§ THE DATA
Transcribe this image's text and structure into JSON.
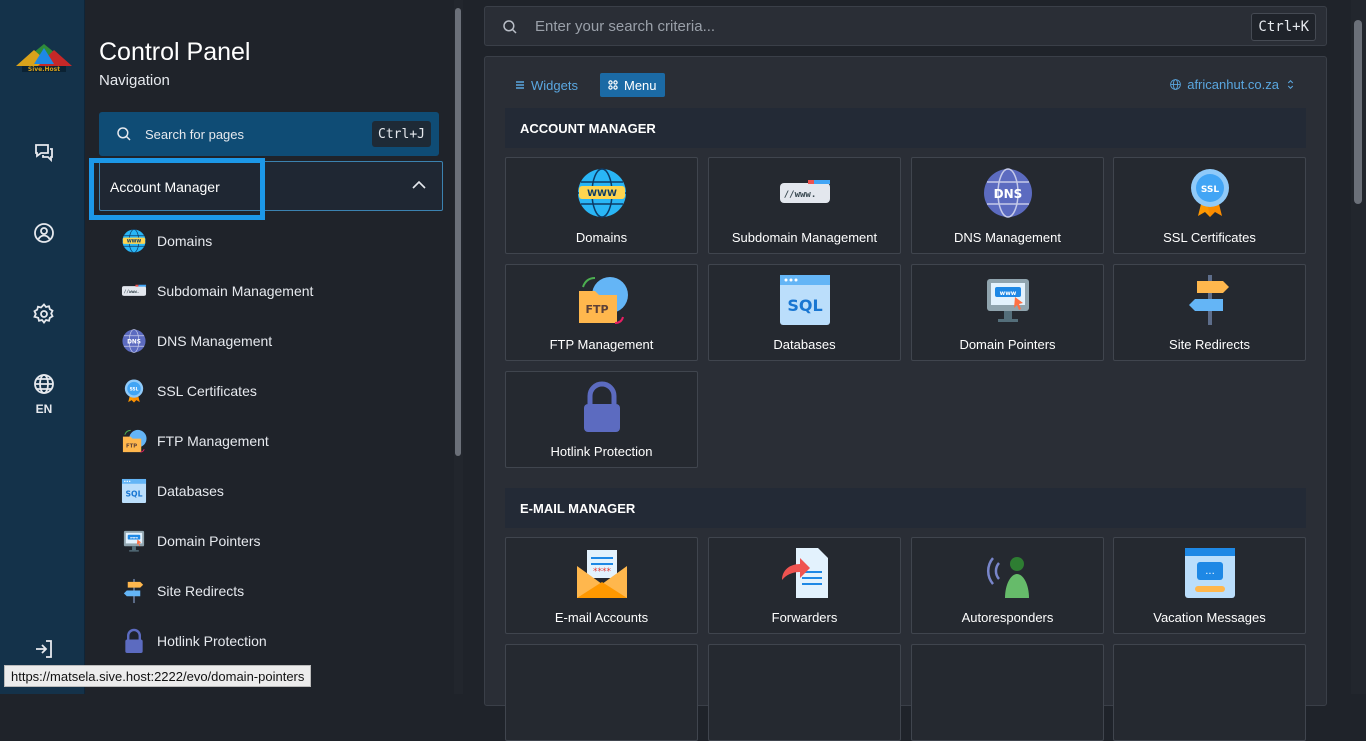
{
  "rail": {
    "logo_text": "Sive.Host",
    "lang": "EN"
  },
  "nav": {
    "title": "Control Panel",
    "subtitle": "Navigation",
    "search_placeholder": "Search for pages",
    "search_shortcut": "Ctrl+J",
    "group_label": "Account Manager",
    "items": [
      {
        "label": "Domains",
        "icon": "www-globe-icon"
      },
      {
        "label": "Subdomain Management",
        "icon": "subdomain-icon"
      },
      {
        "label": "DNS Management",
        "icon": "dns-globe-icon"
      },
      {
        "label": "SSL Certificates",
        "icon": "ssl-badge-icon"
      },
      {
        "label": "FTP Management",
        "icon": "ftp-folder-icon"
      },
      {
        "label": "Databases",
        "icon": "sql-database-icon"
      },
      {
        "label": "Domain Pointers",
        "icon": "domain-pointer-icon"
      },
      {
        "label": "Site Redirects",
        "icon": "signpost-icon"
      },
      {
        "label": "Hotlink Protection",
        "icon": "padlock-icon"
      }
    ]
  },
  "main": {
    "search_placeholder": "Enter your search criteria...",
    "search_shortcut": "Ctrl+K",
    "tab_widgets": "Widgets",
    "tab_menu": "Menu",
    "domain": "africanhut.co.za",
    "sections": [
      {
        "title": "ACCOUNT MANAGER",
        "cards": [
          {
            "label": "Domains"
          },
          {
            "label": "Subdomain Management"
          },
          {
            "label": "DNS Management"
          },
          {
            "label": "SSL Certificates"
          },
          {
            "label": "FTP Management"
          },
          {
            "label": "Databases"
          },
          {
            "label": "Domain Pointers"
          },
          {
            "label": "Site Redirects"
          },
          {
            "label": "Hotlink Protection"
          }
        ]
      },
      {
        "title": "E-MAIL MANAGER",
        "cards": [
          {
            "label": "E-mail Accounts"
          },
          {
            "label": "Forwarders"
          },
          {
            "label": "Autoresponders"
          },
          {
            "label": "Vacation Messages"
          }
        ]
      }
    ]
  },
  "status_url": "https://matsela.sive.host:2222/evo/domain-pointers"
}
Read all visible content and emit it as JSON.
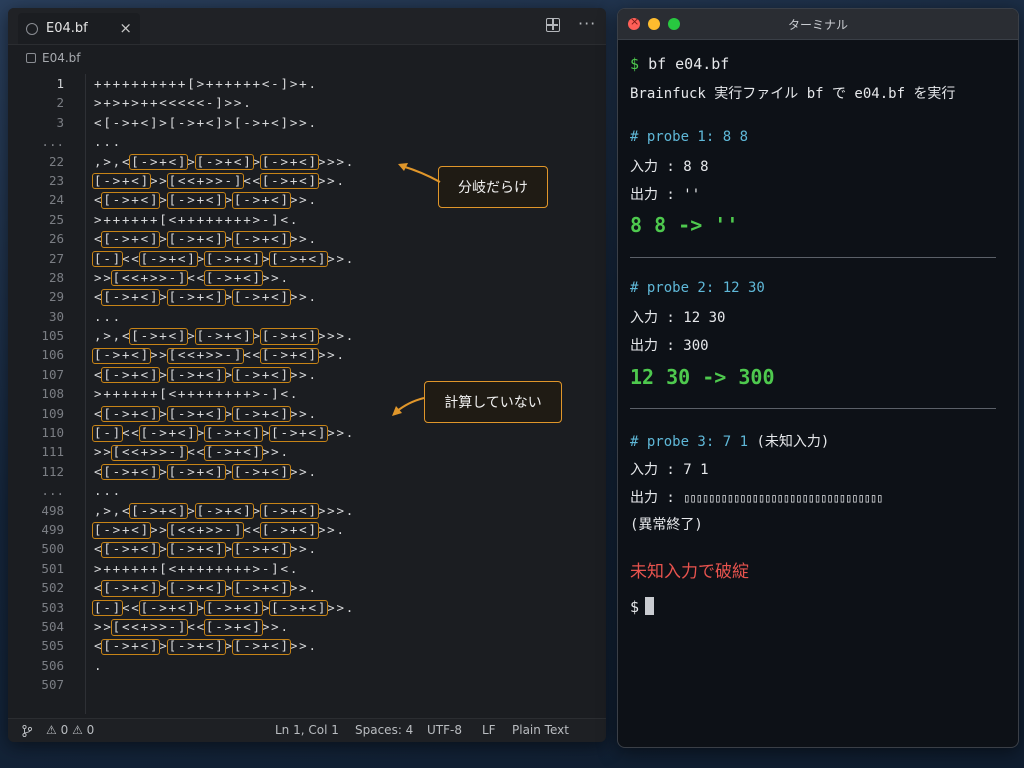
{
  "editor": {
    "tab_label": "E04.bf",
    "breadcrumb": "E04.bf",
    "lines": [
      {
        "num": "1",
        "text": "++++++++++[>++++++<-]>+."
      },
      {
        "num": "2",
        "text": ">+>+>++<<<<<-]>>."
      },
      {
        "num": "3",
        "text": "<[->+<]>[->+<]>[->+<]>>."
      },
      {
        "num": "...",
        "text": "..."
      },
      {
        "num": "22",
        "text": ",>,<[->+<]>[->+<]>[->+<]>>>."
      },
      {
        "num": "23",
        "text": "[->+<]>>[<<+>>-]<<[->+<]>>."
      },
      {
        "num": "24",
        "text": "<[->+<]>[->+<]>[->+<]>>."
      },
      {
        "num": "25",
        "text": ">++++++[<++++++++>-]<."
      },
      {
        "num": "26",
        "text": "<[->+<]>[->+<]>[->+<]>>."
      },
      {
        "num": "27",
        "text": "[-]<<[->+<]>[->+<]>[->+<]>>."
      },
      {
        "num": "28",
        "text": ">>[<<+>>-]<<[->+<]>>."
      },
      {
        "num": "29",
        "text": "<[->+<]>[->+<]>[->+<]>>."
      },
      {
        "num": "30",
        "text": "..."
      },
      {
        "num": "105",
        "text": ",>,<[->+<]>[->+<]>[->+<]>>>."
      },
      {
        "num": "106",
        "text": "[->+<]>>[<<+>>-]<<[->+<]>>."
      },
      {
        "num": "107",
        "text": "<[->+<]>[->+<]>[->+<]>>."
      },
      {
        "num": "108",
        "text": ">++++++[<++++++++>-]<."
      },
      {
        "num": "109",
        "text": "<[->+<]>[->+<]>[->+<]>>."
      },
      {
        "num": "110",
        "text": "[-]<<[->+<]>[->+<]>[->+<]>>."
      },
      {
        "num": "111",
        "text": ">>[<<+>>-]<<[->+<]>>."
      },
      {
        "num": "112",
        "text": "<[->+<]>[->+<]>[->+<]>>."
      },
      {
        "num": "...",
        "text": "..."
      },
      {
        "num": "498",
        "text": ",>,<[->+<]>[->+<]>[->+<]>>>."
      },
      {
        "num": "499",
        "text": "[->+<]>>[<<+>>-]<<[->+<]>>."
      },
      {
        "num": "500",
        "text": "<[->+<]>[->+<]>[->+<]>>."
      },
      {
        "num": "501",
        "text": ">++++++[<++++++++>-]<."
      },
      {
        "num": "502",
        "text": "<[->+<]>[->+<]>[->+<]>>."
      },
      {
        "num": "503",
        "text": "[-]<<[->+<]>[->+<]>[->+<]>>."
      },
      {
        "num": "504",
        "text": ">>[<<+>>-]<<[->+<]>>."
      },
      {
        "num": "505",
        "text": "<[->+<]>[->+<]>[->+<]>>."
      },
      {
        "num": "506",
        "text": "."
      },
      {
        "num": "507",
        "text": ""
      }
    ],
    "callout_branching": "分岐だらけ",
    "callout_no_calc": "計算していない",
    "status": {
      "errors": "0",
      "warnings": "0",
      "position": "Ln 1, Col 1",
      "spaces": "Spaces: 4",
      "encoding": "UTF-8",
      "eol": "LF",
      "language": "Plain Text"
    },
    "accent_color": "#e0962a"
  },
  "terminal": {
    "title": "ターミナル",
    "prompt": "$",
    "command": "bf e04.bf",
    "description": "Brainfuck 実行ファイル bf で e04.bf を実行",
    "probes": [
      {
        "header": "# probe 1: 8 8",
        "input": "入力 : 8 8",
        "output": "出力 : ''",
        "result": "8 8 -> ''"
      },
      {
        "header": "# probe 2: 12 30",
        "input": "入力 : 12 30",
        "output": "出力 : 300",
        "result": "12 30 -> 300"
      },
      {
        "header": "# probe 3: 7 1",
        "header_note": "(未知入力)",
        "input": "入力 : 7 1",
        "output_label": "出力 :",
        "output_garbage": "▯▯▯▯▯▯▯▯▯▯▯▯▯▯▯▯▯▯▯▯▯▯▯▯▯▯▯▯▯▯▯▯",
        "abnormal": "(異常終了)"
      }
    ],
    "failure_note": "未知入力で破綻",
    "final_prompt": "$",
    "colors": {
      "prompt": "#4ec94e",
      "probe_header": "#5fb8d8",
      "result": "#4ec94e",
      "failure": "#e8534e"
    }
  }
}
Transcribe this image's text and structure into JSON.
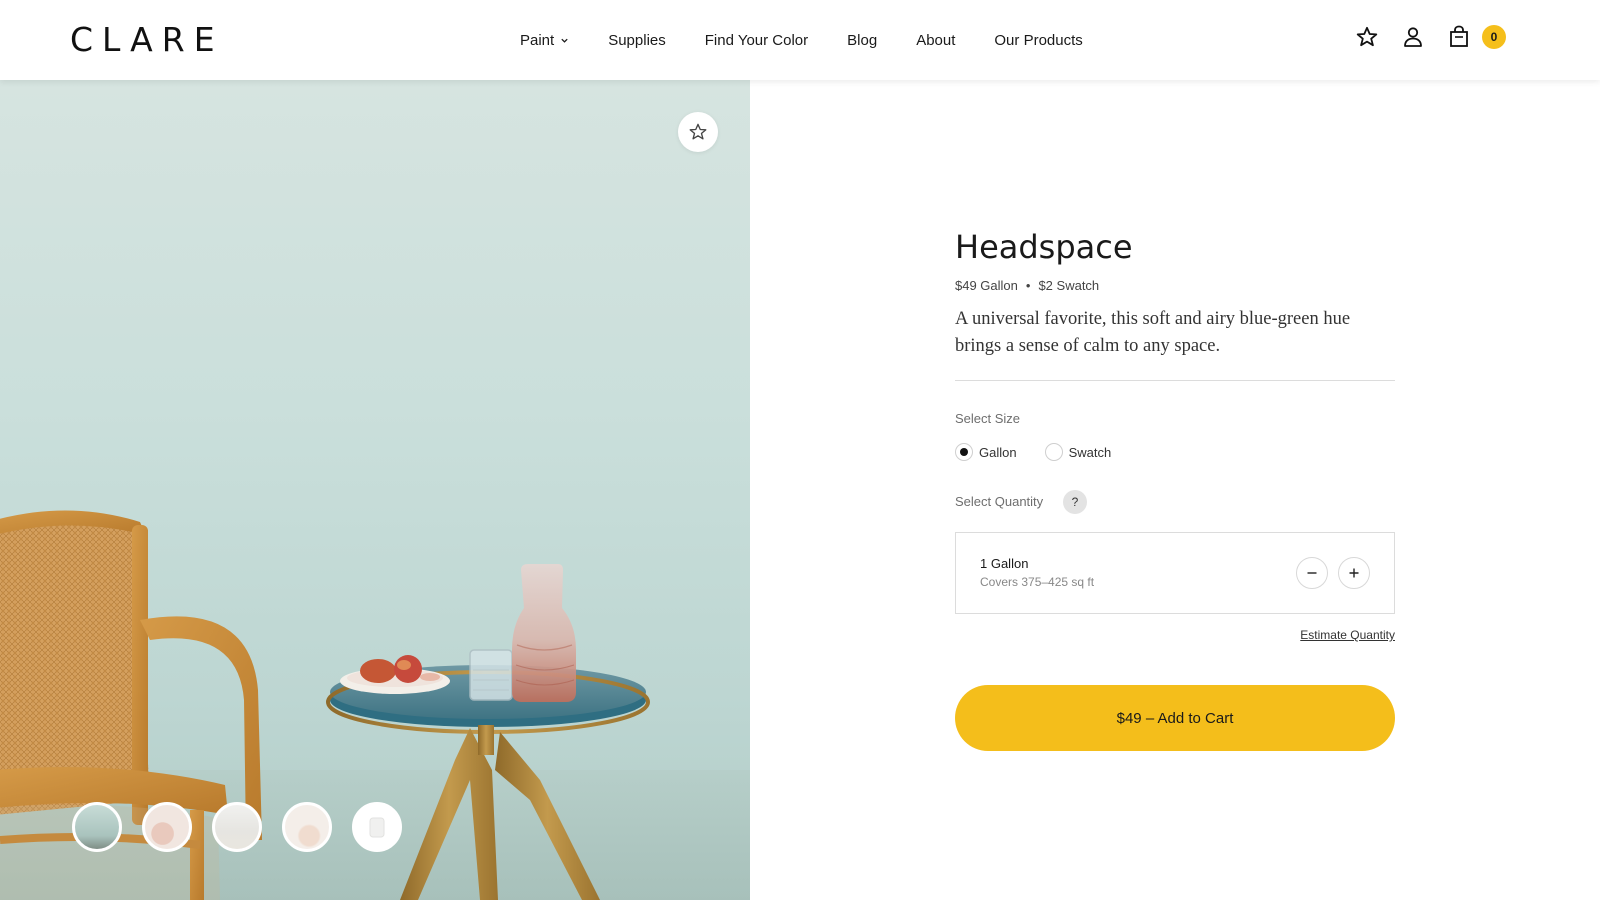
{
  "brand": {
    "logo": "CLARE"
  },
  "nav": {
    "items": [
      {
        "label": "Paint",
        "has_dropdown": true
      },
      {
        "label": "Supplies"
      },
      {
        "label": "Find Your Color"
      },
      {
        "label": "Blog"
      },
      {
        "label": "About"
      },
      {
        "label": "Our Products"
      }
    ]
  },
  "header": {
    "icons": [
      "star-icon",
      "user-icon",
      "cart-icon"
    ],
    "cart_count": "0"
  },
  "hero": {
    "wall_color": "#cadfdb",
    "thumbnails_count": 5
  },
  "product": {
    "title": "Headspace",
    "price_gallon": "$49 Gallon",
    "price_swatch": "$2 Swatch",
    "separator": "•",
    "description": "A universal favorite, this soft and airy blue-green hue brings a sense of calm to any space."
  },
  "size": {
    "label": "Select Size",
    "options": [
      "Gallon",
      "Swatch"
    ],
    "selected": "Gallon"
  },
  "quantity": {
    "label": "Select Quantity",
    "help": "?",
    "value": "1 Gallon",
    "coverage": "Covers 375–425 sq ft",
    "estimate_link": "Estimate Quantity"
  },
  "cta": {
    "label": "$49 – Add to Cart",
    "color": "#f4be1b"
  }
}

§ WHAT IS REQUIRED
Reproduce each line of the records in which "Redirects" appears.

§ OUTPUT FOR THIS TASK
        "label": "Site Redirects",
            "label": "Site Redirects"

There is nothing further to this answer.